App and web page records
Content starts

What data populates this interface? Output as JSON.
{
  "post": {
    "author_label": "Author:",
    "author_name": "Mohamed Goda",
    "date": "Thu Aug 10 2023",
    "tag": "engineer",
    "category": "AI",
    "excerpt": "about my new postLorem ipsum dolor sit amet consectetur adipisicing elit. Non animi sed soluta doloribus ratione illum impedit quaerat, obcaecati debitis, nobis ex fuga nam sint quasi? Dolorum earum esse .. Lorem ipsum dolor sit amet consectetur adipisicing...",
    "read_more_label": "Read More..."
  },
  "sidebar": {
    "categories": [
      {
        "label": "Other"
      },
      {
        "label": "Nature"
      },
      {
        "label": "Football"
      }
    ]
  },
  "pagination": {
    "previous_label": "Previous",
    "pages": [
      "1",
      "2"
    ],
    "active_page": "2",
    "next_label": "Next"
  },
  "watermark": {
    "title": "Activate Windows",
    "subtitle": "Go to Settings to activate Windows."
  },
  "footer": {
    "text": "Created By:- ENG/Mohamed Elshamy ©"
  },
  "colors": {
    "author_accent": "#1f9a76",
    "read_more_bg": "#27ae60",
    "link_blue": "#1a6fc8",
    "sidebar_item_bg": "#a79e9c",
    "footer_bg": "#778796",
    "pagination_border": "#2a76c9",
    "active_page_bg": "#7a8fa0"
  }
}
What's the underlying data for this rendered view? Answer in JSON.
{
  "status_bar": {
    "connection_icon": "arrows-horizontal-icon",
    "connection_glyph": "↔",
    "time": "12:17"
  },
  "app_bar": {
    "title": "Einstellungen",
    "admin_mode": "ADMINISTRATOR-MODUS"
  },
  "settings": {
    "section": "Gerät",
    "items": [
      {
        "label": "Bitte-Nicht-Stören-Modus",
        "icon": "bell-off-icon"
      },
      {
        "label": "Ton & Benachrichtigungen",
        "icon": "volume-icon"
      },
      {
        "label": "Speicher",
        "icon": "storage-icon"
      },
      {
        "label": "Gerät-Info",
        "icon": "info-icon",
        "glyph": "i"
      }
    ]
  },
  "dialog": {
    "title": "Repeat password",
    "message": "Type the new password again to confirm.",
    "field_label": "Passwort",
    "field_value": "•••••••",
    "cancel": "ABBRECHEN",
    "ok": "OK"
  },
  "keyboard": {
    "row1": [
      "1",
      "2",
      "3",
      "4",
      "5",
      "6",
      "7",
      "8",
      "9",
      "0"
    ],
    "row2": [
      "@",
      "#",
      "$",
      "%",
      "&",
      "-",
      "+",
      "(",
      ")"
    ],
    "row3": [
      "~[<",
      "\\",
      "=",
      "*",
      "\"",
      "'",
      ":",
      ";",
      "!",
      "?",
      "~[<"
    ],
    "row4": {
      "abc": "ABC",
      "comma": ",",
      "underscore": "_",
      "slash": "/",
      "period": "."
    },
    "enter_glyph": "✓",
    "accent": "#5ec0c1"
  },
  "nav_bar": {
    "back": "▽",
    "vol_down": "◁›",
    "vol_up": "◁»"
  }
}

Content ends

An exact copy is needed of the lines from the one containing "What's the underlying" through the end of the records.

**Reply to the exercise**
What's the underlying data for this rendered view? Answer in JSON.
{
  "status_bar": {
    "connection_icon": "arrows-horizontal-icon",
    "connection_glyph": "↔",
    "time": "12:17"
  },
  "app_bar": {
    "title": "Einstellungen",
    "admin_mode": "ADMINISTRATOR-MODUS"
  },
  "settings": {
    "section": "Gerät",
    "items": [
      {
        "label": "Bitte-Nicht-Stören-Modus",
        "icon": "bell-off-icon"
      },
      {
        "label": "Ton & Benachrichtigungen",
        "icon": "volume-icon"
      },
      {
        "label": "Speicher",
        "icon": "storage-icon"
      },
      {
        "label": "Gerät-Info",
        "icon": "info-icon",
        "glyph": "i"
      }
    ]
  },
  "dialog": {
    "title": "Repeat password",
    "message": "Type the new password again to confirm.",
    "field_label": "Passwort",
    "field_value": "•••••••",
    "cancel": "ABBRECHEN",
    "ok": "OK"
  },
  "keyboard": {
    "row1": [
      "1",
      "2",
      "3",
      "4",
      "5",
      "6",
      "7",
      "8",
      "9",
      "0"
    ],
    "row2": [
      "@",
      "#",
      "$",
      "%",
      "&",
      "-",
      "+",
      "(",
      ")"
    ],
    "row3": [
      "~[<",
      "\\",
      "=",
      "*",
      "\"",
      "'",
      ":",
      ";",
      "!",
      "?",
      "~[<"
    ],
    "row4": {
      "abc": "ABC",
      "comma": ",",
      "underscore": "_",
      "slash": "/",
      "period": "."
    },
    "enter_glyph": "✓",
    "accent": "#5ec0c1"
  },
  "nav_bar": {
    "back": "▽",
    "vol_down": "◁›",
    "vol_up": "◁»"
  }
}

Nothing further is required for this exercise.